> **WORK TASK**:
Report each line of the data that has "JSON" somewhere in it.
*** Opening of DATASET EXTRACT ***
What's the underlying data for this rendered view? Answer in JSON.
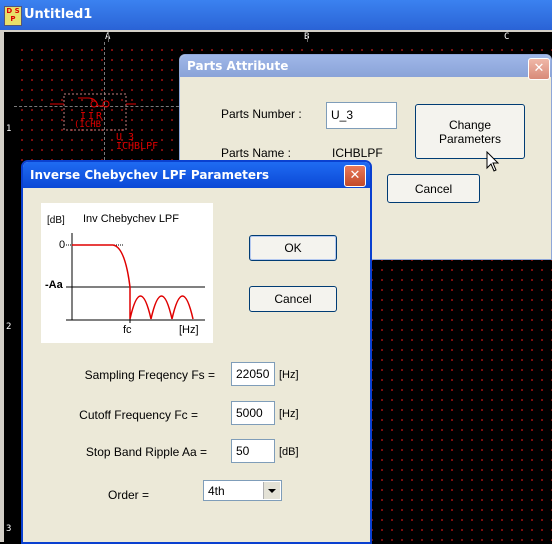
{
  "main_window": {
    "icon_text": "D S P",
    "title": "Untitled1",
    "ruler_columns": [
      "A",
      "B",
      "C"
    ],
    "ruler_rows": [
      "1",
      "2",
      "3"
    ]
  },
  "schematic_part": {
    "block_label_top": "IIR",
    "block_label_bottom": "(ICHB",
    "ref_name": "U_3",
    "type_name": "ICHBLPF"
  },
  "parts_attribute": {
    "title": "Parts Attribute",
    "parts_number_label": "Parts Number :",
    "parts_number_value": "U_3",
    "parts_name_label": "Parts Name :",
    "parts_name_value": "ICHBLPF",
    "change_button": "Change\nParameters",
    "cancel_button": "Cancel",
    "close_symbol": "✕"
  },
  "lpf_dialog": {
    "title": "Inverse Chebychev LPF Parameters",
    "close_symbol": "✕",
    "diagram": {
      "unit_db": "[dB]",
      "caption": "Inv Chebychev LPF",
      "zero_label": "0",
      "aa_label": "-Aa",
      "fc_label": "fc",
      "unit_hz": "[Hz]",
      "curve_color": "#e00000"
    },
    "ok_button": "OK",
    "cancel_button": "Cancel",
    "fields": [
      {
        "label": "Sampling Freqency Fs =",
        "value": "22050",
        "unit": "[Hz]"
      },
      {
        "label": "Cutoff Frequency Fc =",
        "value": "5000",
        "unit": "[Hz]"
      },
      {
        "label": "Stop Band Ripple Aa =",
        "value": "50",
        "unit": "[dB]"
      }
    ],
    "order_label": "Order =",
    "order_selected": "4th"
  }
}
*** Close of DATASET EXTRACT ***
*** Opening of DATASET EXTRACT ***
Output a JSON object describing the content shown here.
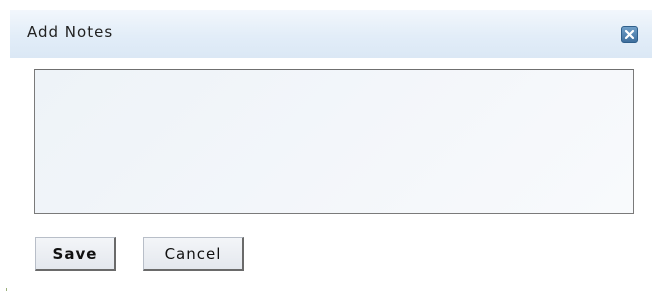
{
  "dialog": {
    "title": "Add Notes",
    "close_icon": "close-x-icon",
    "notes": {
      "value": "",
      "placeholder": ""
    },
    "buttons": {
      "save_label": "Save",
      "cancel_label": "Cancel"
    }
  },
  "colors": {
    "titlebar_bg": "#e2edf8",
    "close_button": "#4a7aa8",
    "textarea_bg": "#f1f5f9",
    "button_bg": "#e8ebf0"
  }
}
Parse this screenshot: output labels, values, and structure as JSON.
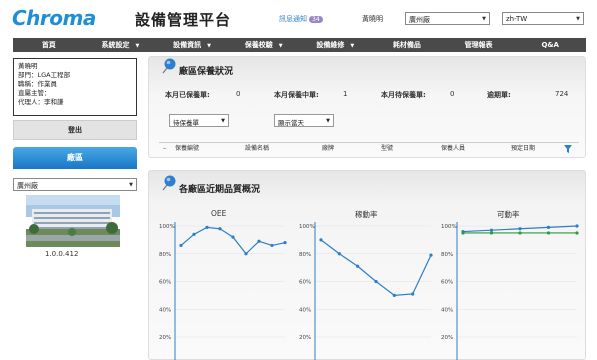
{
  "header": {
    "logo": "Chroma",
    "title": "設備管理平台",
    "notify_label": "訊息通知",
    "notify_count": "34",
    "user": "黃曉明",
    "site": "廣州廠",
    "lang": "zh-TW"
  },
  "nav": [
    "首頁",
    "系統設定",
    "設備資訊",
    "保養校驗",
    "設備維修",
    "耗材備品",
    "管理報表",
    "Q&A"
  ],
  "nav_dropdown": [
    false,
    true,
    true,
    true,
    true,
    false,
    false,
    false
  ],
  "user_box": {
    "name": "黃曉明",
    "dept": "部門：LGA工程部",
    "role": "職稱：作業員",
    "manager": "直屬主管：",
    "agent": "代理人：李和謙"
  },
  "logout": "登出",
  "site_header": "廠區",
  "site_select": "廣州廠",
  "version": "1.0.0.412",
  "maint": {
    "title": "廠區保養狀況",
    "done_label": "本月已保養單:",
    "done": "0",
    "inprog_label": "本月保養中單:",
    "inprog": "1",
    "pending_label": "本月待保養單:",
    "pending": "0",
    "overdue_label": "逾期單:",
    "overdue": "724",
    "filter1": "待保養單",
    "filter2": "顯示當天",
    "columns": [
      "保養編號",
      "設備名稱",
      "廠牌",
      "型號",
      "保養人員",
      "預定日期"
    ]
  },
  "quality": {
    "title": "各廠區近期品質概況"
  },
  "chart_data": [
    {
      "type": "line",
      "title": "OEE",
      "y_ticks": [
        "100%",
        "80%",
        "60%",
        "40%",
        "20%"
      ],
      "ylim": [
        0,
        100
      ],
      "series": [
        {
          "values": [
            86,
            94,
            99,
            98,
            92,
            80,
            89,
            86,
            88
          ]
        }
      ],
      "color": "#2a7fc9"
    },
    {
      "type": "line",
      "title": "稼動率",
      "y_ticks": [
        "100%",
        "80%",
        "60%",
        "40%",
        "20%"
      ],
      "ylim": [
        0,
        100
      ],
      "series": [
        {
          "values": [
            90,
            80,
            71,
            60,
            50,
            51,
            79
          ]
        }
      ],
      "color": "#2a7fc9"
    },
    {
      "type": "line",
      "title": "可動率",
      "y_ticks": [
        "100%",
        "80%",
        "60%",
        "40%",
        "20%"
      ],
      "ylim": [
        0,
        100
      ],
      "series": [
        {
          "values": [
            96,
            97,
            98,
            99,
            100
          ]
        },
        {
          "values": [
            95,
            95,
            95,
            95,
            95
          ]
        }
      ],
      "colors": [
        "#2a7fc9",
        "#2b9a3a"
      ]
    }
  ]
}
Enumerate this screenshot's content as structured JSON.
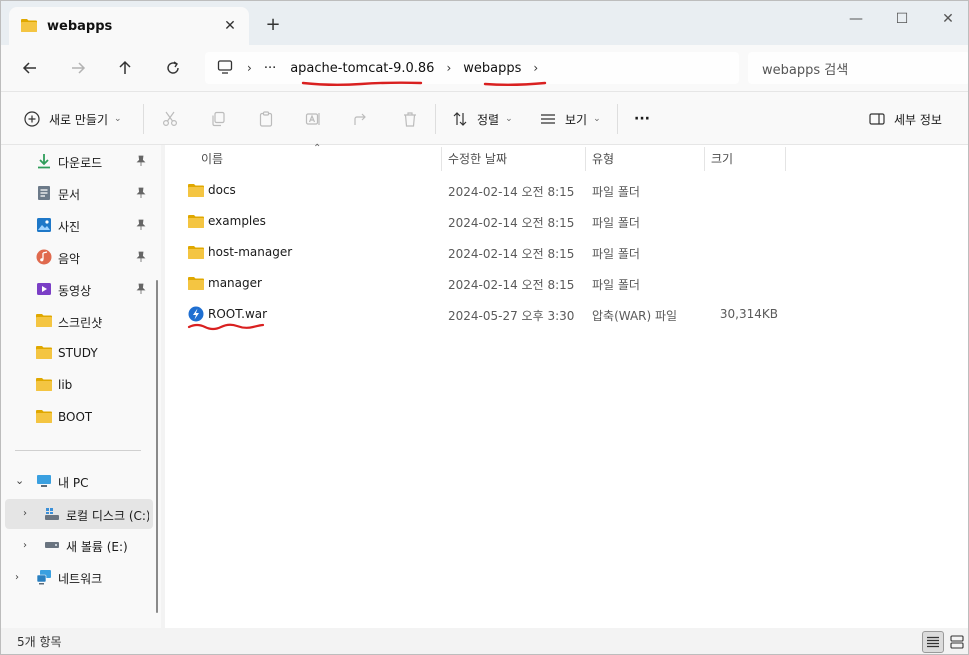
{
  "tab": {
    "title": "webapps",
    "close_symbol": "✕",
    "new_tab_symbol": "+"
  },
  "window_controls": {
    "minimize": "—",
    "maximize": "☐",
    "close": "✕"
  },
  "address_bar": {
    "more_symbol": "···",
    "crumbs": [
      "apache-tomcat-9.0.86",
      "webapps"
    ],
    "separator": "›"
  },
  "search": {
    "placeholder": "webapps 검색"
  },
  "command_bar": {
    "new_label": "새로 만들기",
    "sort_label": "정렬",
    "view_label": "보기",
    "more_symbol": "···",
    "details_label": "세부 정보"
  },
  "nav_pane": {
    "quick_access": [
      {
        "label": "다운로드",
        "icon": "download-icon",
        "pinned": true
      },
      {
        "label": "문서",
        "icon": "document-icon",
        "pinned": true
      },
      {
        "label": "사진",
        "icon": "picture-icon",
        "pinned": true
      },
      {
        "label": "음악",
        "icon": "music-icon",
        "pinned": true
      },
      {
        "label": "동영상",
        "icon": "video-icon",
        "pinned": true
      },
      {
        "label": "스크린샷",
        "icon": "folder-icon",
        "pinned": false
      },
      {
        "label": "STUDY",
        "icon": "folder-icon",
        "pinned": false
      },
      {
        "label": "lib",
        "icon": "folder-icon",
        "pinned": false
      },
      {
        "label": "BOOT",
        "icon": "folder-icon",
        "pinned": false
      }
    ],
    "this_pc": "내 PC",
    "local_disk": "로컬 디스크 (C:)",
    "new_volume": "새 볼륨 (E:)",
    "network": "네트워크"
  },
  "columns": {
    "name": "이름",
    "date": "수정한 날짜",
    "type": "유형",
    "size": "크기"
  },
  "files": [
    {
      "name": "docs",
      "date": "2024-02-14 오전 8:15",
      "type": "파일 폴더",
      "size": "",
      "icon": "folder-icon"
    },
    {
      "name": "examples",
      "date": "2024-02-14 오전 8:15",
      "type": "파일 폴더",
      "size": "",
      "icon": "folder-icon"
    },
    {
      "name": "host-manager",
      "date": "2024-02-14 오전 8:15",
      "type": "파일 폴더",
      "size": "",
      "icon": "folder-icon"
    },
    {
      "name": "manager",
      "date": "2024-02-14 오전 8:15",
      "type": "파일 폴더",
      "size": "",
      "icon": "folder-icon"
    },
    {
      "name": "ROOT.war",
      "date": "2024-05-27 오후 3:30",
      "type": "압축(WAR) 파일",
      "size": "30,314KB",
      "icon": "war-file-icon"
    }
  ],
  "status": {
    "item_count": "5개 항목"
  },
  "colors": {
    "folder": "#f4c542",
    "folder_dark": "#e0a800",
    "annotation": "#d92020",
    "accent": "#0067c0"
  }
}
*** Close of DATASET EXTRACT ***
> **TASK ANSWER**:
What's the underlying data for this rendered view? Answer in JSON.
Output a JSON object describing the content shown here.
Parse this screenshot: output labels, values, and structure as JSON.
Enumerate this screenshot's content as structured JSON.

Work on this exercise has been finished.